The South Centre offers diverse services to its member States and other developing countries of the Group of 77 and China, aimed at improving access to medicines in the context of intellectual property policies.
Training and other tools on Intellectual Property and Health
Improving equity in access to medicines is an essential part of the realization of government responsibilities with regards to the right to health, a fundamental human right that is also legally recognized by many governments.
Among the strategies that governments can employ to improve access to medicines is to promote a competitive market environment with an intellectual property rights (IPRs) regime that is supportive of public health goals.
The rationale for a public health intervention in the area of IPRs is that the legal protection of IPRs can limit competition by restricting the market entry of generic manufacturers that help to drive down prices for essential medicines. As a result, unaffordable prices for essential medicines keep patients from getting access to needed treatments. The national IPR legal and policy framework affects options for procurement and production of low-cost generics.
The World Trade Organization (WTO) Doha Declaration on the TRIPS Agreement and Public Health encouraged developing countries “to use to the full the provisions in the TRIPS Agreement regarding flexibilities to protect public health, and, in particular, provide access to medicines for all.” The World Health Organization (WHO) in a number of resolutions, as well as the United Nations (UN) Sustainable Development Goal (SDG) 3.b, encourages governments to use the flexibilities in the Agreement on Trade-Related Aspects of Intellectual Property Rights (TRIPS) to promote affordable access to medicines. The UN Secretary-General’s High-Level Panel on Access to Medicines also recommended WTO members to make full use of TRIPS flexibilities, to strengthen the capacity of patent examiners at both national and regional levels to apply rigorous standards of patentability taking into account public health needs, and to facilitate the issuance of compulsory licenses to increase affordability of medicines for which patents have been granted.
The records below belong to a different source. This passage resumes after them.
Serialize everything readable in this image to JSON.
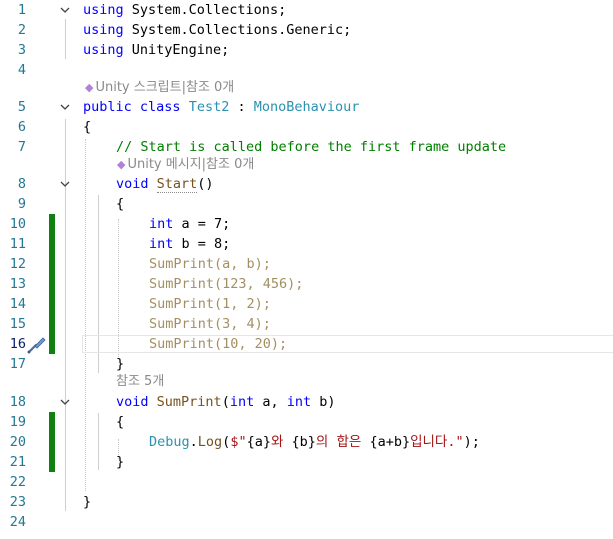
{
  "editor": {
    "line_numbers": [
      "1",
      "2",
      "3",
      "4",
      "5",
      "6",
      "7",
      "8",
      "9",
      "10",
      "11",
      "12",
      "13",
      "14",
      "15",
      "16",
      "17",
      "18",
      "19",
      "20",
      "21",
      "22",
      "23",
      "24"
    ],
    "current_line": "16",
    "lenses": {
      "class_refs": "Unity 스크립트|참조 0개",
      "start_refs": "Unity 메시지|참조 0개",
      "sumprint_refs": "참조 5개"
    },
    "code": {
      "l1": {
        "kw": "using",
        "rest": " System.Collections;"
      },
      "l2": {
        "kw": "using",
        "rest": " System.Collections.Generic;"
      },
      "l3": {
        "kw": "using",
        "rest": " UnityEngine;"
      },
      "l5": {
        "kw1": "public",
        "kw2": "class",
        "class_name": "Test2",
        "colon": " : ",
        "base": "MonoBehaviour"
      },
      "l6": "{",
      "l7": "// Start is called before the first frame update",
      "l8": {
        "kw": "void",
        "name": "Start",
        "parens": "()"
      },
      "l9": "{",
      "l10": {
        "kw": "int",
        "rest": " a = 7;"
      },
      "l11": {
        "kw": "int",
        "rest": " b = 8;"
      },
      "l12": {
        "name": "SumPrint",
        "args": "(a, b);"
      },
      "l13": {
        "name": "SumPrint",
        "args": "(123, 456);"
      },
      "l14": {
        "name": "SumPrint",
        "args": "(1, 2);"
      },
      "l15": {
        "name": "SumPrint",
        "args": "(3, 4);"
      },
      "l16": {
        "name": "SumPrint",
        "args": "(10, 20);"
      },
      "l17": "}",
      "l18": {
        "kw": "void",
        "name": "SumPrint",
        "p1": "(",
        "kw_int1": "int",
        "a": " a, ",
        "kw_int2": "int",
        "b": " b)"
      },
      "l19": "{",
      "l20": {
        "cls": "Debug",
        "dot": ".",
        "method": "Log",
        "open": "(",
        "str_start": "$\"",
        "i1": "{a}",
        "s1": "와 ",
        "i2": "{b}",
        "s2": "의 합은 ",
        "i3": "{a+b}",
        "s3": "입니다.\"",
        "close": ");"
      },
      "l21": "}",
      "l23": "}"
    },
    "colors": {
      "keyword": "#0000ff",
      "type": "#2b91af",
      "comment": "#008000",
      "change_bar": "#108010"
    },
    "icons": {
      "fold": "chevron-down-icon",
      "unity": "unity-icon",
      "quick_action": "screwdriver-icon"
    }
  }
}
The South Centre will support governments to be better equipped to adapt their IPR regimes –policies, laws, regulations and practices–, to support production and procurement of affordable and quality medicines so as to increase their in-country availability in the public and private sector.
The project aims to build the capacities of developing and least developed countries (LDCs) to use the flexibilities contained in the WTO Agreement on Trade-Related Aspects of Intellectual Property Rights (TRIPS) to promote access to essential medicines. Consequently, the project will focus on capacity building interventions such as training programs directed at patent examiners, judges and policymakers that lead to improved institutional policies, legal frameworks and practices in relevant institutions such as the Ministries of Health, Trade, Justice, External Affairs, and tribunals and courts, which facilitate the use of TRIPS flexibilities.
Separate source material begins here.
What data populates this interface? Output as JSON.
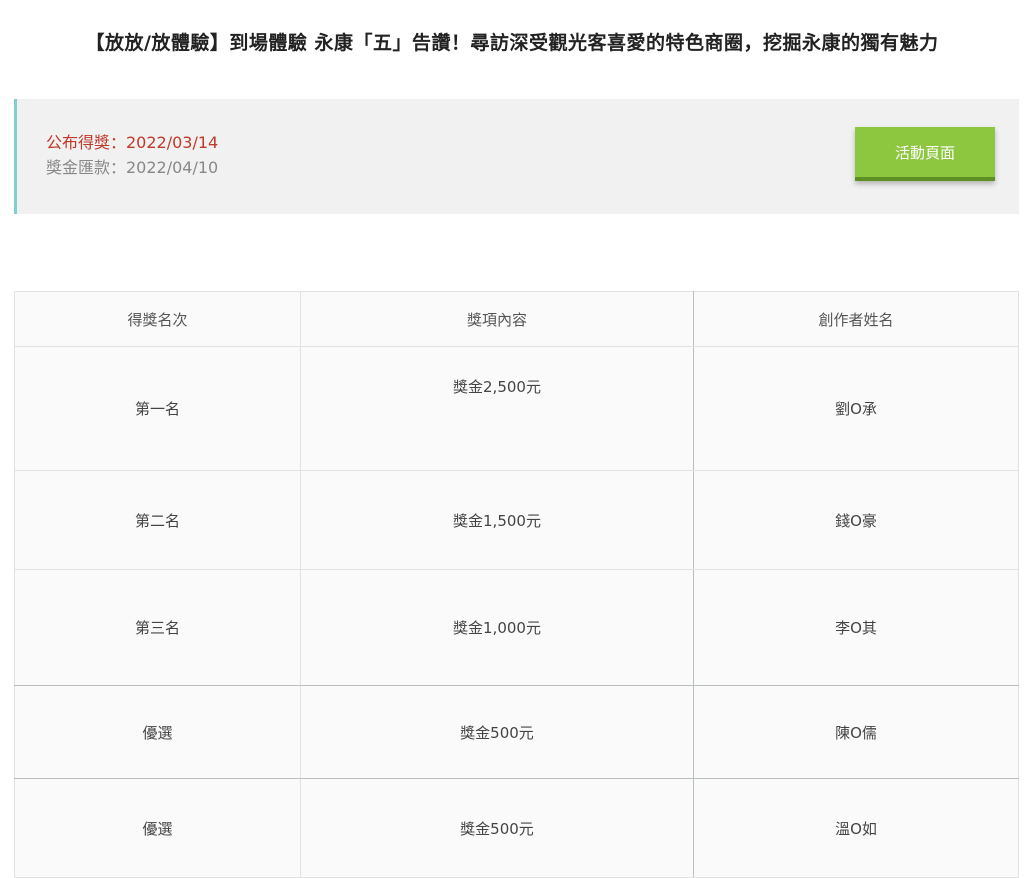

At the country level, different government institutions are responsible for dealing with IPR and public health issues. The South Centre offers technical assistance on demand to individual institutions, and brings together diverse institutions to discuss a common approach that makes public health policies and the IPR regime mutually supportive.
Supporting Progress on the 2030 Sustainable Development Agenda
Sustainable Development Goal 3 Target 3.b:
Support the research and development of vaccines and medicines for the communicable and non-communicable diseases that primarily affect developing countries, provide access to affordable essential medicines and vaccines, in accordance with the Doha Declaration on the TRIPS Agreement and Public Health, which affirms the right of developing countries to use to the full the provisions in the Agreement on Trade-Related Aspects of Intellectual Property Rights regarding flexibilities to protect public health, and, in particular, provide access to medicines for all.
About South Centre
The South Centre is an intergovernmental think tank of developing countries with currently 54 developing country member States from Africa, Asia and the Pacific, and Latin America and the Caribbean, based in Geneva, Switzerland.
It seeks to promote the common interests of developing countries while recognizing and reflecting their diversity.
The main activities of the South Centre include policy research and analysis, technical assistance and capacity building activities, support in international negotiations, and the promotion of South-South cooperation through the sharing of views and experiences.